** Opening Input block **

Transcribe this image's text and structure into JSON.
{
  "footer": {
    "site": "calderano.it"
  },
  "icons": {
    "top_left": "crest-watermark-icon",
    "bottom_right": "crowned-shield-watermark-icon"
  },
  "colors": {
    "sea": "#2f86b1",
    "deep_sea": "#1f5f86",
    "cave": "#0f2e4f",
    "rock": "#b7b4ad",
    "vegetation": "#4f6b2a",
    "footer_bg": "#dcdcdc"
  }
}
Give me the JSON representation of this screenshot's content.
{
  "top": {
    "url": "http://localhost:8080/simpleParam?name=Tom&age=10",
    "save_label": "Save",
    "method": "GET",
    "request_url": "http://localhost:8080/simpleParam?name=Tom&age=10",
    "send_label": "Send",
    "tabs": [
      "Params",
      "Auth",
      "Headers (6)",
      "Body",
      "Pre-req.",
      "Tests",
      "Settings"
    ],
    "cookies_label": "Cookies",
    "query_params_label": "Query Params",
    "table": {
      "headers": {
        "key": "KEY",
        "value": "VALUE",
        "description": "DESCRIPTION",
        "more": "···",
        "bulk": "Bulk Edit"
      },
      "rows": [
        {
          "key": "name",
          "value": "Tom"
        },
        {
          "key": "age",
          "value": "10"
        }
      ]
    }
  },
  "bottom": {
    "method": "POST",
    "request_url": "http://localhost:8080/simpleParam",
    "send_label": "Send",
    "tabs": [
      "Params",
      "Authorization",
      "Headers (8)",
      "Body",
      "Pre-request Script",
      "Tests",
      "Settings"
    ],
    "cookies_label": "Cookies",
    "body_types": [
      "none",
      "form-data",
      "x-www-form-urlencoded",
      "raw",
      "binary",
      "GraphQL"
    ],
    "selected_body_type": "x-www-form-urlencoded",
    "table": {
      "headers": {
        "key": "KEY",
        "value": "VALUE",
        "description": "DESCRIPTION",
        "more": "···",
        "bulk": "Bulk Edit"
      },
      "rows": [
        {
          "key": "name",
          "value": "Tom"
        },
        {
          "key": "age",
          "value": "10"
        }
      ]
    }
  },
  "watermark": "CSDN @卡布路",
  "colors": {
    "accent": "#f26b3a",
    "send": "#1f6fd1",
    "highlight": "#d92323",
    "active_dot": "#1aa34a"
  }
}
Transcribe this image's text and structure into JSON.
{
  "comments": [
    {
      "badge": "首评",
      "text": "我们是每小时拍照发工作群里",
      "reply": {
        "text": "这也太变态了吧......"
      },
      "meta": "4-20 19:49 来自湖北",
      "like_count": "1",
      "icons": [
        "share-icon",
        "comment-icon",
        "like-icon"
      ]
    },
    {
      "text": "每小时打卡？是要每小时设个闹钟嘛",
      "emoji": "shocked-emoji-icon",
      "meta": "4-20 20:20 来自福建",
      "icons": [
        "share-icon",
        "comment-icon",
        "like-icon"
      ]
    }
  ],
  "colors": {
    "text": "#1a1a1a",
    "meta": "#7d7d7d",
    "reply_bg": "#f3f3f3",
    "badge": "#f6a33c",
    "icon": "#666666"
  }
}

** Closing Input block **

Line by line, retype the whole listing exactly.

Transcribe this image's text and structure into JSON.
{
  "footer": {
    "site": "calderano.it"
  },
  "icons": {
    "top_left": "crest-watermark-icon",
    "bottom_right": "crowned-shield-watermark-icon"
  },
  "colors": {
    "sea": "#2f86b1",
    "deep_sea": "#1f5f86",
    "cave": "#0f2e4f",
    "rock": "#b7b4ad",
    "vegetation": "#4f6b2a",
    "footer_bg": "#dcdcdc"
  }
}
Give me the JSON representation of this screenshot's content.
{
  "top": {
    "url": "http://localhost:8080/simpleParam?name=Tom&age=10",
    "save_label": "Save",
    "method": "GET",
    "request_url": "http://localhost:8080/simpleParam?name=Tom&age=10",
    "send_label": "Send",
    "tabs": [
      "Params",
      "Auth",
      "Headers (6)",
      "Body",
      "Pre-req.",
      "Tests",
      "Settings"
    ],
    "cookies_label": "Cookies",
    "query_params_label": "Query Params",
    "table": {
      "headers": {
        "key": "KEY",
        "value": "VALUE",
        "description": "DESCRIPTION",
        "more": "···",
        "bulk": "Bulk Edit"
      },
      "rows": [
        {
          "key": "name",
          "value": "Tom"
        },
        {
          "key": "age",
          "value": "10"
        }
      ]
    }
  },
  "bottom": {
    "method": "POST",
    "request_url": "http://localhost:8080/simpleParam",
    "send_label": "Send",
    "tabs": [
      "Params",
      "Authorization",
      "Headers (8)",
      "Body",
      "Pre-request Script",
      "Tests",
      "Settings"
    ],
    "cookies_label": "Cookies",
    "body_types": [
      "none",
      "form-data",
      "x-www-form-urlencoded",
      "raw",
      "binary",
      "GraphQL"
    ],
    "selected_body_type": "x-www-form-urlencoded",
    "table": {
      "headers": {
        "key": "KEY",
        "value": "VALUE",
        "description": "DESCRIPTION",
        "more": "···",
        "bulk": "Bulk Edit"
      },
      "rows": [
        {
          "key": "name",
          "value": "Tom"
        },
        {
          "key": "age",
          "value": "10"
        }
      ]
    }
  },
  "watermark": "CSDN @卡布路",
  "colors": {
    "accent": "#f26b3a",
    "send": "#1f6fd1",
    "highlight": "#d92323",
    "active_dot": "#1aa34a"
  }
}
Transcribe this image's text and structure into JSON.
{
  "comments": [
    {
      "badge": "首评",
      "text": "我们是每小时拍照发工作群里",
      "reply": {
        "text": "这也太变态了吧......"
      },
      "meta": "4-20 19:49 来自湖北",
      "like_count": "1",
      "icons": [
        "share-icon",
        "comment-icon",
        "like-icon"
      ]
    },
    {
      "text": "每小时打卡？是要每小时设个闹钟嘛",
      "emoji": "shocked-emoji-icon",
      "meta": "4-20 20:20 来自福建",
      "icons": [
        "share-icon",
        "comment-icon",
        "like-icon"
      ]
    }
  ],
  "colors": {
    "text": "#1a1a1a",
    "meta": "#7d7d7d",
    "reply_bg": "#f3f3f3",
    "badge": "#f6a33c",
    "icon": "#666666"
  }
}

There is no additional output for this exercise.